On the 22d of April, 1864, the Army of the Potomac was reviewed by Lieutenant General Grant, on the plains near Stevensburg, Va., and General Sheridan was placed in command of the Cavalry Corps. May 4th we crossed the Rapidan at Germanna Ford and opened up the battle of the Wilderness. During this campaign our engagements occurred daily and our losses at Parker's Store, Wilderness, Milford Station, Ashland, and on the Wilson Raid at White Oak Swamp, Stony Creek, and Reams' Station, were very heavy.
On the 5th of August, 1864, we took transports at City Point for Washington,
D. C., and arrived at Geisboro Point on the 7th. After a six days' rest the regiment
was detailed to escort a despatch bearer from Washington to General Sheridan in
the Shenandoah Valley, making a seventy-five mile march in twenty-two hours. The
regiment was made sad, August 3Oth, by the departure of Col. John Hammond, who
had been its commandant from its entrance into active campaigning, first as major
and then as lieutenant colonel. By his gallantry in battle and courteous treatment
of his men he had won the love and respect of all. The regiment was also an active
participant in Sheridan's brilliant campaign in the Shenandoah Valley. At the
battle of Cedar Creek, on the 19th of October, 1864, no regiment equaled [sic]
the success of the Fifth New York, as the following receipt will show:
In November of this year the regiment was ordered to act as escort for General
Sheridan, and occupied that position until the following April. The following
is the last order ever issued to the regiment:
In compliance with orders from the commanding general the regiment will leave Stevenson's Station this p. m. at 3 o'clock, en route to New York City for final discharge. Transportation will be furnished for officers' horses to place of muster-out. The regiment will march for the depot at 12 m. Every officer and enlisted man will be in camp to march promptly at that hour. En route home and until final discharge, it is earnestly hoped the regiment will sustain its good name.
After four years of hardship and honor, you return to your State to be mustered
out of service, and to return once more to a peaceful life among your friends
and loved ones. In a few days you will be scattered, and the Fifth New York
Cavalry will be no more. The hardships you have endured, the comforts of which
you have been deprived, the cheerful and proud manner in which you have always
done your duty, and the successes you have met with on the battlefield, have
won the admiration of every general officer under whom you have served. Surpassed
by none, equaled [sic] by few, your record as a regiment is a glorious and honorable
one. May your future lives be as prosperous and as full of honor to yourselves
as the past four years have been to your country, to your State, and to the

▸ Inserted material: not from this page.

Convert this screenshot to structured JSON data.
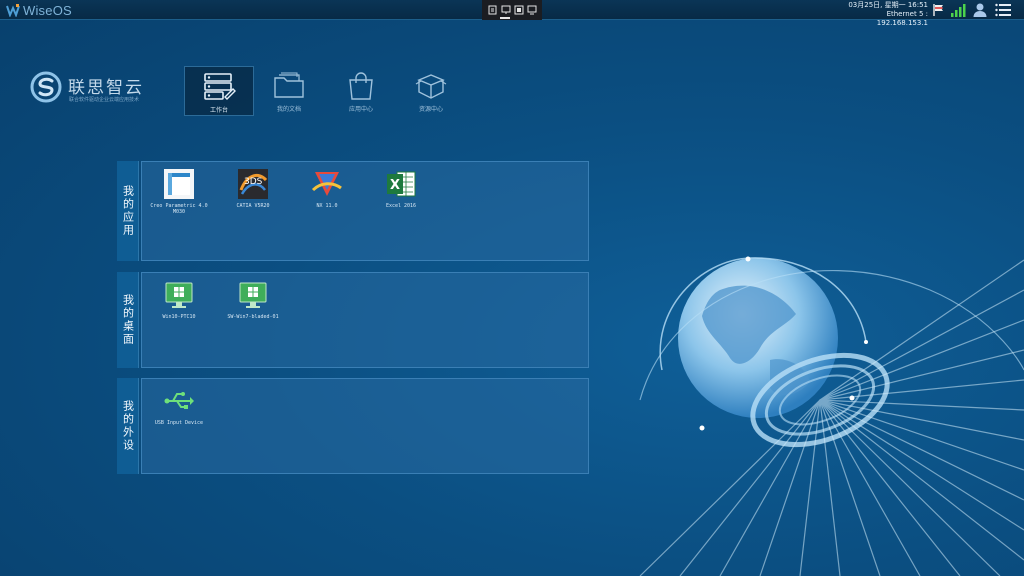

Fifth New York Cavalry.
The regiment was mustered out at Hart's Island, New York Harbor, July 19,
1865. Its enrollment and losses were as follows:
New York State Division of Military and Naval Affairs: Military History